### About this task
Copy every line of the entries that has the string "structured" in it.

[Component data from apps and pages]
---

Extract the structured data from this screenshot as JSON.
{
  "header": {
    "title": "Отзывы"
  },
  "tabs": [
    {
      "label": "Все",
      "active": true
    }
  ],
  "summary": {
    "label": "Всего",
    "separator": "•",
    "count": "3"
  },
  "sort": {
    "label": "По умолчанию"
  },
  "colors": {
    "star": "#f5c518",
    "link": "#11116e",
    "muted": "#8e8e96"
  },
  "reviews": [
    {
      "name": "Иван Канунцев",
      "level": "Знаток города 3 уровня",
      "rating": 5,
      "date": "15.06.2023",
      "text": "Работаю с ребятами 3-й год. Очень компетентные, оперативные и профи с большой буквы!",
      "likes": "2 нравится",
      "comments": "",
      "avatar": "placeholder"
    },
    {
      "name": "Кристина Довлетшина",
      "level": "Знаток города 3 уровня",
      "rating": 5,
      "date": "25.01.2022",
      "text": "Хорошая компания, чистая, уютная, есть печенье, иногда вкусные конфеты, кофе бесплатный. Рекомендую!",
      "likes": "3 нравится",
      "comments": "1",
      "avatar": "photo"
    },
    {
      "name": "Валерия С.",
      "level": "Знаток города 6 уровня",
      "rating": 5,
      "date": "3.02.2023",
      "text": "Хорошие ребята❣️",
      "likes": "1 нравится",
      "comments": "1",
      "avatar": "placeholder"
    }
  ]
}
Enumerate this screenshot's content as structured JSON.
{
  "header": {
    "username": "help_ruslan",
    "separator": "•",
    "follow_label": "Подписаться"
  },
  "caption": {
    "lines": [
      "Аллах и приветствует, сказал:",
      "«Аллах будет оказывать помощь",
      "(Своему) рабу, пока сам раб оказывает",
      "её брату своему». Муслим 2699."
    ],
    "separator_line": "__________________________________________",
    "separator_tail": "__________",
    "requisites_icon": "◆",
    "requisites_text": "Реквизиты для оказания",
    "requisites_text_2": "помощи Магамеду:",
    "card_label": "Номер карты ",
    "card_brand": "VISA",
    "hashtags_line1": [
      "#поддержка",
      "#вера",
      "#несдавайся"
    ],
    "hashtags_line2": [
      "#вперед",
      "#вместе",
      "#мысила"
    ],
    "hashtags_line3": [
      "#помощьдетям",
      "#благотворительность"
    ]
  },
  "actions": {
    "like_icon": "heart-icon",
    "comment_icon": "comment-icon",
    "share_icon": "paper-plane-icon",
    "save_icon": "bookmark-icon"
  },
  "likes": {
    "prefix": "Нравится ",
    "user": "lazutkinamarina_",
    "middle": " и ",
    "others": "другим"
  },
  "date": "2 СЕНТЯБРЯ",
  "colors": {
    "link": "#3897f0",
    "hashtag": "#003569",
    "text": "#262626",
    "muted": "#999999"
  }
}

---

### Output of the exercise
Extract the structured data from this screenshot as JSON.
Enumerate this screenshot's content as structured JSON.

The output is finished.